All of this fancy wordplay obscures a simple truth: healthy people like reality, and those who fear they are not healthy (usually because they lack confidence in themselves) hate healthy people, therefore they decided to tear down reality and replace it with personal desires. This is not much different from ostriches hiding their heads in the sand, or drug addicts preferring to stay zonked. The underconfident ones decided, as a group, that they wanted "freedom" as individuals, but the only way one gets "freedom" to do unhealthy things is by obliterating the line between real and unreal, because most unhealthy things are based on unreal assumptions. When you get rid of reality, you can claim something unhealthy is just as OK as something that is healthy.
Of course, by doing this, you lose out a lot. First, you lose the ability to have greatness, since there's no objective standard by which greatness can be measured. Second, you lose the ability to have reality, and thus to respond to calamity. Finally, you create a social atmosphere where rising above the norm is distrusted, because if you achieve health, you might try to impose reality on other people and thus reveal their own inadequacies. In short, what is created by this process is a society addicted to unreality. We call this "individualism," because it places the desires of the individual above collective reality.
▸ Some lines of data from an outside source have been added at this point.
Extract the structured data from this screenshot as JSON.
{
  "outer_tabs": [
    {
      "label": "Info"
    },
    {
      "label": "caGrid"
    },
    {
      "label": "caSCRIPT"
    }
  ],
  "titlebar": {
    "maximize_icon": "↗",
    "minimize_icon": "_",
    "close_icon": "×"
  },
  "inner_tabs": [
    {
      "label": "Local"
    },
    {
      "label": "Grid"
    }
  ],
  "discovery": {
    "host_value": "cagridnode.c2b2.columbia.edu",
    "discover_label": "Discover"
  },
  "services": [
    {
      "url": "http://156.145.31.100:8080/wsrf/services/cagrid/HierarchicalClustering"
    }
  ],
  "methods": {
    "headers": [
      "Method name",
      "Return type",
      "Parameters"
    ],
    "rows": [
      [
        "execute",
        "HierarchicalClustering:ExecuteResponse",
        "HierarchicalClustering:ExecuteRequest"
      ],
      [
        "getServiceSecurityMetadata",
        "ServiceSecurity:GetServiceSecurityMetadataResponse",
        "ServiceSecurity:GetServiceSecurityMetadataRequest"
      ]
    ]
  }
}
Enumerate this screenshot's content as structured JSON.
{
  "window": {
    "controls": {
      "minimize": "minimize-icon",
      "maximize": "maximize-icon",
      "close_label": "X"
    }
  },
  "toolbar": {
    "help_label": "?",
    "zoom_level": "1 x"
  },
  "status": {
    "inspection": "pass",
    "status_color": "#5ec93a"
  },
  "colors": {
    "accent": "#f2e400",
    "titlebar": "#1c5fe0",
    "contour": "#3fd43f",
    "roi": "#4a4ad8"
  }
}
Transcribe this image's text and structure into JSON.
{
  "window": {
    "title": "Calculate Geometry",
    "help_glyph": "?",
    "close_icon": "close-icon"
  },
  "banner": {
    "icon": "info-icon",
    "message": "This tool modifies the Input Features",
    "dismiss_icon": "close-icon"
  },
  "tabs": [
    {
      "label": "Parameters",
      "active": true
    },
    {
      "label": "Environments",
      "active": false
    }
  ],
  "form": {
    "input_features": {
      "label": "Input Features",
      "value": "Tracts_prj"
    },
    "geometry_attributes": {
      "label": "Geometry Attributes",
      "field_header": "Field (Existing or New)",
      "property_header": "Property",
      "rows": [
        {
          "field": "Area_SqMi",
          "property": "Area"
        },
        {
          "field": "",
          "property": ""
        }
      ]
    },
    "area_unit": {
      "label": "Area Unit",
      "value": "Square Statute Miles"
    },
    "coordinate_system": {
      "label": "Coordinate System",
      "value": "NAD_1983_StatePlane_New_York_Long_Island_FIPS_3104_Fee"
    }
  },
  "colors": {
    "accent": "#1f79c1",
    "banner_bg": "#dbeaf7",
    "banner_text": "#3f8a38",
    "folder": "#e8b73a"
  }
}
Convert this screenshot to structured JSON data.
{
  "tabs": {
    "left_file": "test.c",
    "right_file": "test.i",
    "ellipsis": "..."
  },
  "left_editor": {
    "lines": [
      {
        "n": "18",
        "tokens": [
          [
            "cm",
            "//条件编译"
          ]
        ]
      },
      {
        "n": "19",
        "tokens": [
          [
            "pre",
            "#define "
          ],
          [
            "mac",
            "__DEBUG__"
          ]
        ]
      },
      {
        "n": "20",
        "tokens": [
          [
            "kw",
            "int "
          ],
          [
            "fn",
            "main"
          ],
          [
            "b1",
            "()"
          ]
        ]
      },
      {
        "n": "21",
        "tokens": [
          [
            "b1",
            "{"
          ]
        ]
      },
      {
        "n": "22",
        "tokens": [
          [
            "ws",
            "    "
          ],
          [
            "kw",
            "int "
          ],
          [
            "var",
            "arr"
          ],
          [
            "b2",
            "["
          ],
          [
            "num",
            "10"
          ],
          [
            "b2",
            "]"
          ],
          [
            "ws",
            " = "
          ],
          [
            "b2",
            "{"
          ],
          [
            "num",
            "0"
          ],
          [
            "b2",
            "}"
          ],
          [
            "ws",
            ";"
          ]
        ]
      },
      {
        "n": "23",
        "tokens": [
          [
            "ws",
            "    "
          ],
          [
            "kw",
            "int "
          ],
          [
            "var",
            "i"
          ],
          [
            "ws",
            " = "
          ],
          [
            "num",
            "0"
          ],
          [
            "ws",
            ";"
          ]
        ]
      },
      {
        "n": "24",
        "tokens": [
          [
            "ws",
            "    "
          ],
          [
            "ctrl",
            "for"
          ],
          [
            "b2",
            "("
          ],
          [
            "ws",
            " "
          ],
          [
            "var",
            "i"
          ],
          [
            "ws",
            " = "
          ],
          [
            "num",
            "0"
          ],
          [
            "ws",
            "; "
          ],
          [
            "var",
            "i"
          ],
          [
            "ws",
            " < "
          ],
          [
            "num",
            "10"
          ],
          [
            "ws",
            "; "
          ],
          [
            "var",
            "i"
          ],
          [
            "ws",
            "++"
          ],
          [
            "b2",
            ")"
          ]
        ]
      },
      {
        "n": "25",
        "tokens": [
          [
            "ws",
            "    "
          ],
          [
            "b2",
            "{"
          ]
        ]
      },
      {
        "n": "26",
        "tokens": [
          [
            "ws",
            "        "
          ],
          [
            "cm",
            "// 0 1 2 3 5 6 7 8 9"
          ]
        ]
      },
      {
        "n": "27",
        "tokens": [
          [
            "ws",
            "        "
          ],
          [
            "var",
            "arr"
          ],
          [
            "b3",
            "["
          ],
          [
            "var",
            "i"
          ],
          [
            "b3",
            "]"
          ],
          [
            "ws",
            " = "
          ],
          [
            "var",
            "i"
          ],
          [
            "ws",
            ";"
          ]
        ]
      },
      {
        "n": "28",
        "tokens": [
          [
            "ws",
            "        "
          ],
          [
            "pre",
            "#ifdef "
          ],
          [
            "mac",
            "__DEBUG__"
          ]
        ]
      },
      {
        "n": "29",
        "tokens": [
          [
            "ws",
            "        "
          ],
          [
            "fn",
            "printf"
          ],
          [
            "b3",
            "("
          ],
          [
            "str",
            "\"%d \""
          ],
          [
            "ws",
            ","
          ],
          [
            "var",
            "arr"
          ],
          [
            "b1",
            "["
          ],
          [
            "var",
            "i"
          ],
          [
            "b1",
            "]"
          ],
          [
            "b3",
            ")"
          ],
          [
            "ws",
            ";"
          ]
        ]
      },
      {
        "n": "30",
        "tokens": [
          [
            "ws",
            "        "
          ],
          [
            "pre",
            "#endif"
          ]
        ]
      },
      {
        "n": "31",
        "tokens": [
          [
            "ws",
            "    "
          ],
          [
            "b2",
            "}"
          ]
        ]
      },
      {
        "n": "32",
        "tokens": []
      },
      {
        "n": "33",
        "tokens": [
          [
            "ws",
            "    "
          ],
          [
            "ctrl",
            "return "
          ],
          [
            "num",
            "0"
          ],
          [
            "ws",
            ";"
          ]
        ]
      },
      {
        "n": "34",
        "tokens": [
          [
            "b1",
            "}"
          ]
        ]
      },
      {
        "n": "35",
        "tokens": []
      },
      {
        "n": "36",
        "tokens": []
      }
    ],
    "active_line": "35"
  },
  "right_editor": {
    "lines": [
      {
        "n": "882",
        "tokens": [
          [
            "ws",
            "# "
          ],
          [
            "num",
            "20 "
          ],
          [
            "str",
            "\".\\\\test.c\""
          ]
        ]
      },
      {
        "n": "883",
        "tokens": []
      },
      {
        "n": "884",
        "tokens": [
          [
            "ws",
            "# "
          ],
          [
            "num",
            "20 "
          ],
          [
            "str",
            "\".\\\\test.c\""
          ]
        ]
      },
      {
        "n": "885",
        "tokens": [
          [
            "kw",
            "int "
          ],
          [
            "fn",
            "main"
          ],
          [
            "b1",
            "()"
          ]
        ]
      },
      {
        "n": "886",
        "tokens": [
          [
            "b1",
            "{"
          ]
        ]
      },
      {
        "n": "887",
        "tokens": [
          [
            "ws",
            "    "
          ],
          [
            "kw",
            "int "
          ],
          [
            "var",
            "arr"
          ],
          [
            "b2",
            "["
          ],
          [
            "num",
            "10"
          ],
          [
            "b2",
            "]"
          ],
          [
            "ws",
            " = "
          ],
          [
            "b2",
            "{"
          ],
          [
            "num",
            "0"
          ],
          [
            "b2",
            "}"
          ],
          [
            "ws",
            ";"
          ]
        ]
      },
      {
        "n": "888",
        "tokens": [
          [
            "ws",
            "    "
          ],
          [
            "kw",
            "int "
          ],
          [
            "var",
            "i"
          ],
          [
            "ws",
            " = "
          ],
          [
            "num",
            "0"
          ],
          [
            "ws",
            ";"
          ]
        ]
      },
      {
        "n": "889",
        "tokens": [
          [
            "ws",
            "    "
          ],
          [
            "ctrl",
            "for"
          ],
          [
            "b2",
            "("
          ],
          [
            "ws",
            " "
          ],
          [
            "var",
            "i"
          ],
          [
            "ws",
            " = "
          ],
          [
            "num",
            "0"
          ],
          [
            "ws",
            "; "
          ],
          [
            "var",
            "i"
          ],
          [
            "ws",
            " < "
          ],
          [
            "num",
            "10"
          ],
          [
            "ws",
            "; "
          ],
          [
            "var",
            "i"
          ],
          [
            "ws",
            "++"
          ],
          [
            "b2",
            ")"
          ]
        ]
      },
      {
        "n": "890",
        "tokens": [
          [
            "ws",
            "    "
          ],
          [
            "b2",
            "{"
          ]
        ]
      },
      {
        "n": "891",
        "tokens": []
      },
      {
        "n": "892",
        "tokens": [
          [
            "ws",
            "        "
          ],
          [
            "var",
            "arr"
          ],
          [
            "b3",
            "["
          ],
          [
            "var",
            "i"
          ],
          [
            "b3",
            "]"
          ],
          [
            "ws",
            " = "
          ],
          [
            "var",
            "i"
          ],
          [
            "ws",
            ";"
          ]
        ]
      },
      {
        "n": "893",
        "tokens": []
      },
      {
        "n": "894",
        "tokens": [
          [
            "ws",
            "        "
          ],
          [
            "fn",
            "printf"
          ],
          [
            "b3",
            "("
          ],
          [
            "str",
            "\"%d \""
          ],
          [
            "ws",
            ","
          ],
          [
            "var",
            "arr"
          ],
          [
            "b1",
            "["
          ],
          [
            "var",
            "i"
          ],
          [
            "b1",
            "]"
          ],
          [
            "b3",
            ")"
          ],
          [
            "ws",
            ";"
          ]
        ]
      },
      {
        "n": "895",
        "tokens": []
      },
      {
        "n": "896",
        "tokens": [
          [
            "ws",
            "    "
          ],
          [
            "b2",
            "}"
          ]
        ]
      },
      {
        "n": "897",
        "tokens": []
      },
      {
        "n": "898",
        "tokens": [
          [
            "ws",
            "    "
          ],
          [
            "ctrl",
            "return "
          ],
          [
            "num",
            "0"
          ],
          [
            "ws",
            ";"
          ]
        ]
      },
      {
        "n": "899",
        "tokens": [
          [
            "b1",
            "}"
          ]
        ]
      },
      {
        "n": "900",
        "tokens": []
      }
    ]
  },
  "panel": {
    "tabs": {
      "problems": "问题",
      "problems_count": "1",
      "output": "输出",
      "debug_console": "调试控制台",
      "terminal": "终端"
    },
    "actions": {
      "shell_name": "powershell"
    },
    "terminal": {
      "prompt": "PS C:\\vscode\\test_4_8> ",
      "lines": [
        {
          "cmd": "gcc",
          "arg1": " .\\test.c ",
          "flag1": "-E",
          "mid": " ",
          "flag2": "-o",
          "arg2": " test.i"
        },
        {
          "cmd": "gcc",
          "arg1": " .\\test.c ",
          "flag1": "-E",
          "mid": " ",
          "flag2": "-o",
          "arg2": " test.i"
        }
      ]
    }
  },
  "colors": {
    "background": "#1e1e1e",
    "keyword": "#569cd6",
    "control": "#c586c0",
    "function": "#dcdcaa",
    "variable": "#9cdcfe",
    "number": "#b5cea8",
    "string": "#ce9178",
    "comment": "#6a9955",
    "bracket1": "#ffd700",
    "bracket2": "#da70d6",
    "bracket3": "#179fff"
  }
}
There is no longer reality; there are only the wants of the individual.
Every society that has gone down this path, and there have been many, has collapsed and left behind a fragment of itself, even if its people became more numerous. Most of the impoverished dumps worldwide are remnants of great cultures, or what's left when the slaves overthrow the masters and declare reality abolished, thus making a society that cannot even plan far enough ahead to have hygienic sewer facilities, enough food and shelter, or higher learning. This is the thousand-year consequence of relativism, but those who demand relativism never think that far ahead. They're only thinking of themselves, and how afraid they are of reality.
There's another dimension that makes it hard to demand reality, which is that most of us are nice. We don't want to make other people feel uncomfortable, or to point out their weaknesses. So when they make it clear that admissions of reality would, for them, constitute a weakness, we quietly go on pretending that reality doesn't exist. It's only a generation later that we realize our kids needed to see that reality exists, and instead of teaching them that, we've shown them only unreality, and thus they've gotten a start in life by making a number of unhealthy choices that they won't even partially understand for decades. They'll spend their adult lives trying to sort it out. Doesn't the old saying go, "The road to hell is paved with good intentions"?
The outer space aliens, when they see denial of reality, nod their heads wisely and head to another planet. Our hypothetical cosmic travelers got to that stage in life by paying attention to reality, not finding ways to explain it away. Maybe their own planets had a close call with delusion, and they learned, or maybe they were just more astute, but now there is no doubt in their minds that to abandon reality, no matter with what "good intentions," is to start the march down the path to inevitable doom. Maybe our society will learn before it's too late.
May 31, 2005